Immediately rushing out to a library, they gathered all the information they could find on Eskimos. What they found was a government-issued book on Eskimo sanitation, a book of Eskimo legends, and one scratchy record of someone hitting a drum and chanting. Not exactly the rich cultural vein they had hoped to mine.

But it was enough, for it set the Eyeballs spinning off into their own imaginary world of six-month nights, marimbas made of frozen fish, and Eskimo sex lives. For almost four years the ideas tumbled around. Sometimes they would feel elated at some new breakthrough, but usually they moaned that the album would not only make dreary listening, but be pretentious beyond belief.

But when it was finally released ESKIMO was a hit, both in sales and in reviews. Andy Gill of New Music Express said, "I'm not sure quite how to convey the magnitude of The Residents' achievement with Eskimo. What I am sure of is that it's without doubt one of the most important albums ever made, if not the most important, and that its implications are of such an unprecedentedly revolutionary nature that the weak-minded polemical posturing of purportedly 'political' bands are positively bourgeois by comparison."

He says this because the album tells the story, without relying upon words, of the assimilation of a ritualistic society into consumer culture. This story unfolds as Eskimo fables, a lived experience, set to the grinding of sound effects and music. It is a mind movie rich with detail. ESKIMO is, quite literally, a unique experience.


After Eskimo was released The Residents responded to the furor of fuss and praise it generated by taking various bits out of the album and re-working them to a disco parody of the original. The band then took over San Francisco's largest disco hall and held a release party featuring "weird" and "new" music. Diskomo didn't really catch on with the regular disco types until New Wave disco hit the scene, but after that the single did very well for a couple of years.


The Residents had long planned to produce a children's record -- of sorts. Goosebump is a collection of Mother Goose rhymes set to music with all of the "original sinister overtones" left in place. They teamed up with their long-time collaborator Snakefinger and recorded the songs using only musical instruments bought at Toys-R-Us. Although children's toys were used to produce the music, The Residents' grown-up toys were used afterwards in the mixing of the recording.

Diskomo 2000(2000)

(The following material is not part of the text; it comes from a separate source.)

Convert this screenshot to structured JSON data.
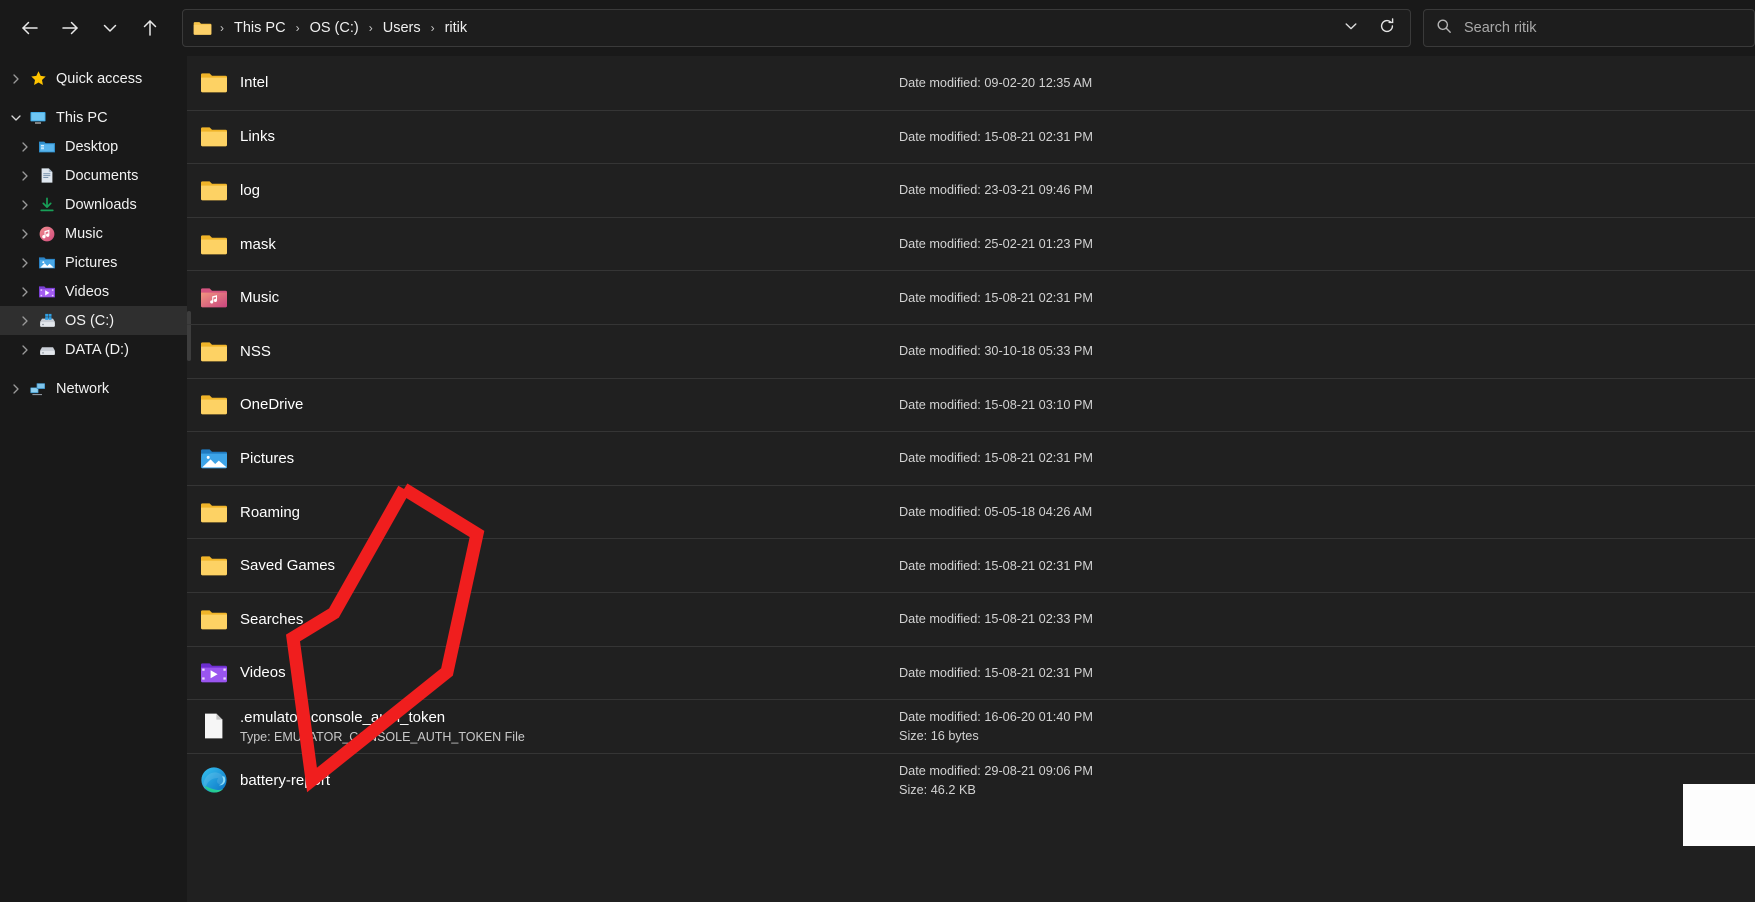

In 2000, Bomba and East Side Digital re-released Diskomo/Goosebump on CD as Diskomo 2000. The collection included the original single's material, the 1992 version of Diskomo, and new, techno/dance versions of Diskomo and Twinkle for the year 2000.

Eskimo DVD(2002)

The original music has been remastered in Surround Sound and is accompanied by a slide show of images and text from the Eskimo story. The DVD is augmented by a bonus section called "excerpts from Nanook", taken from the old silent monochrome documentary and accompanied by music from the Hunters soundtrack.